Today’s world is dominated by big names – whether it be an actor, a foundation, or a type of cancer – it is easy to focus on these major groups and lose sight of the less popular, less well-known, or smaller arenas. Sadly, this focus on major/big name groups pulls focus from the lesser known areas. With that in mind, let’s take some time to talk today about fundraising, research, and how every type of cancer counts in this competitive world.
Major fundraising organizations
While almost every type of cancer has a ribbon and an advocacy group, I think one of the most well-known advocacy groups in the US is probably the Komen Foundation, especially during Breast Cancer Awareness Month. With their Bold Goal initiative of halving the number of breast cancer deaths in the US by the year 2026, its easy to see why they receive so much attention. In fiscal year 2017, the Komen Foundation brought in almost $258 million dollars! Of these funds, about $180 million went to their programs and services aiding breast cancer patients and research. Also in 2017, the foundation allocated 40% of its research funding to projects focusing on treatments for metastatic breast cancer.
One group that has recently come into the spotlight over the last few years is Movember. My husband actually came home last night and informed me that he would be participating this year. According to their financials, they have raised $837 million over the last 15 years, with $17.1 million in the US in 2017. Movember aims to raise awareness and funds for men’s issues such as prostate and testicular cancer, as well as mental health issues such as depression and suicide.

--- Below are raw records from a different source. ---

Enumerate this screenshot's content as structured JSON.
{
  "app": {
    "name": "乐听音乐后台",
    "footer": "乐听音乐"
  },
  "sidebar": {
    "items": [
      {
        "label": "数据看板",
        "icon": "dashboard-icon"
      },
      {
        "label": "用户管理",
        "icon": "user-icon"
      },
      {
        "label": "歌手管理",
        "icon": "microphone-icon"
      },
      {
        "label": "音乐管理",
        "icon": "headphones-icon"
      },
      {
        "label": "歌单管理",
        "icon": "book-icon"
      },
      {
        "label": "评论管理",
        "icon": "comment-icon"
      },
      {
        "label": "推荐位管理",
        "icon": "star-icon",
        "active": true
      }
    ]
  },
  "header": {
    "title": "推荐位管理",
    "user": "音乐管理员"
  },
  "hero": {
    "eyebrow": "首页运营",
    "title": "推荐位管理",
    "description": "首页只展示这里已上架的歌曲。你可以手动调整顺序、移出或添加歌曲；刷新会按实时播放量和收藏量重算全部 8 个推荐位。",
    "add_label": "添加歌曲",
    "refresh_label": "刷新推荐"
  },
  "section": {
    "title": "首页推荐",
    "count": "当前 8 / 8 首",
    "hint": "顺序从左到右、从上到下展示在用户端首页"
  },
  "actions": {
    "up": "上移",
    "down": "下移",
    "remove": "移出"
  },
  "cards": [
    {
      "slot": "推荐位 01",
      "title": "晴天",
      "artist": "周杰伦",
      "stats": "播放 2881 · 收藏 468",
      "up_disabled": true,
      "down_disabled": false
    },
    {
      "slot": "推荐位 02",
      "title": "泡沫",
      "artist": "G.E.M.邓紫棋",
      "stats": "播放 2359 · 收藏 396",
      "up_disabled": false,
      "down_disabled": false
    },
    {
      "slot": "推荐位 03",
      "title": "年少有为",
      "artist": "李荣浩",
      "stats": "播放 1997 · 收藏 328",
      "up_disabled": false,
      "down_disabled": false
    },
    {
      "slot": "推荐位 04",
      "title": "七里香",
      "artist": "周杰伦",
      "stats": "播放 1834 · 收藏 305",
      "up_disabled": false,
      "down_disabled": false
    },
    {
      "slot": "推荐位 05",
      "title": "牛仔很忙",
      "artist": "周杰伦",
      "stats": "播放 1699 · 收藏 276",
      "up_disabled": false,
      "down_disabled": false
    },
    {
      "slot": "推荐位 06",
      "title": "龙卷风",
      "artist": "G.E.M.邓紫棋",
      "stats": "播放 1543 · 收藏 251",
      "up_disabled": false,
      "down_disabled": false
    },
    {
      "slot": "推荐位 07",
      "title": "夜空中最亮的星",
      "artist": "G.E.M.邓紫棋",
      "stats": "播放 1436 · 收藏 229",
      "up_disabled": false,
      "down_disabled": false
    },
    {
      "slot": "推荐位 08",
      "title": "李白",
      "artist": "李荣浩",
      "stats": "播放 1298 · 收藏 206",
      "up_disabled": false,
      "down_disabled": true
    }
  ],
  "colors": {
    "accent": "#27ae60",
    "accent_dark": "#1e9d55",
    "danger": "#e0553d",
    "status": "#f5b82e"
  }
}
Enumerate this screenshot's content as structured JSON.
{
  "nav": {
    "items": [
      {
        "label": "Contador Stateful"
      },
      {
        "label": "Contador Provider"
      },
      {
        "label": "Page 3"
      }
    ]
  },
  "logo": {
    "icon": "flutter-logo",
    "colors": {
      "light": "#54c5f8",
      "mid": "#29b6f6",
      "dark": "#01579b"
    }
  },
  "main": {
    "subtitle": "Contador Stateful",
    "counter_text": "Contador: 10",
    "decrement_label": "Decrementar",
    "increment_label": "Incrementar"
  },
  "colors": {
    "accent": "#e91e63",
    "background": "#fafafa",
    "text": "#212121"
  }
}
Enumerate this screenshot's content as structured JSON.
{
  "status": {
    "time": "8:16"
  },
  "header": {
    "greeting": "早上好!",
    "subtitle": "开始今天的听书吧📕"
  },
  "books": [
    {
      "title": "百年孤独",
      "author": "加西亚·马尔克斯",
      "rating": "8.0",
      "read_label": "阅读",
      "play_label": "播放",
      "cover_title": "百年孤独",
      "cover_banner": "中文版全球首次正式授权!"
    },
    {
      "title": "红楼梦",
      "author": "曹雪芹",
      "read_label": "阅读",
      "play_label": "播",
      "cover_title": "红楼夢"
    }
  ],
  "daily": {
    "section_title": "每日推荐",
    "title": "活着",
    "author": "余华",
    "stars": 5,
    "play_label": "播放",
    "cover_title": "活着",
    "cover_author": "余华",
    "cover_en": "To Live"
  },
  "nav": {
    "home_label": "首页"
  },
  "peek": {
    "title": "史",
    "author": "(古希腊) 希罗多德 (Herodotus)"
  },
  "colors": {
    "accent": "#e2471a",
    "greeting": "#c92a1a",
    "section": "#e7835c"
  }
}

With all this being said, don’t forget about groups such as the American Cancer Society that advocate for ALL types of cancers. Another well-known group, the LIVESTRONGFoundation, supports all cancers, cancer patients, and their families. Their most recent annual report shows over $17 million spent in activities supporting research, patient care, advocacy, and community awareness programs.
But what about the cancer that I have?
With many fundraising organizations focusing on a narrow group of cancers, its easy for some of us with other types of cancer to think – why doesn’t bladder cancer or thyroid cancer or ovarian cancer have a month? (They do have months – they just aren’t well known). What about funding research for those cancers? It is without a doubt a huge frustration and sadness to those of us that have had other types of cancer. From thyroid cancer patients being told they are “lucky” (don’t get me started there) to liver cancer being overlooked in October (October is also liver cancer awareness month), it can be disheartening to feel so left out.
Speaking of cancer ribbons and awareness months, check out this amazing graphic from Choose Hope who is doing some amazing things to support all types of cancer. Paula and her team have also donated close to $1-Million dollars to cancer research. Also, take a look at Cancer Ribbons – The Complete Guide, for a great listing of these ribbons.
Our individual impact
What I will tell you my dear friends, is that advances made in one field of cancer research can help researchers in other areas. Discoveries made in hormone receptor positive breast cancer have helped scientists look at treatments for other hormone sensitive cancers. Some of the first efforts in immunotherapy to treat bladder cancer have opened doors to immunotherapy uses in a multitude of different types of cancers.
Every time a person is diagnosed, with any type of cancer, doctors and researchers have the opportunity to learn. When I was diagnosed with thyroid cancer, I was the first pregnant thyroid cancer patient that my endocrinologist had seen. He was freaked out – no doubt – but he learned. The next time he has a pregnant patient, he will know what to say, what not to say, and first-hand knowledge of how to treat her. Every time a loved one or even a stranger asks about our conditions, we have the ability to educate. Our impact on cancer research and treatment doesn’t have to make the news – but we all have an impact and should be proud of that.
As always, much love, abundant blessings, and many prayers to all of the cancer warriors and their families.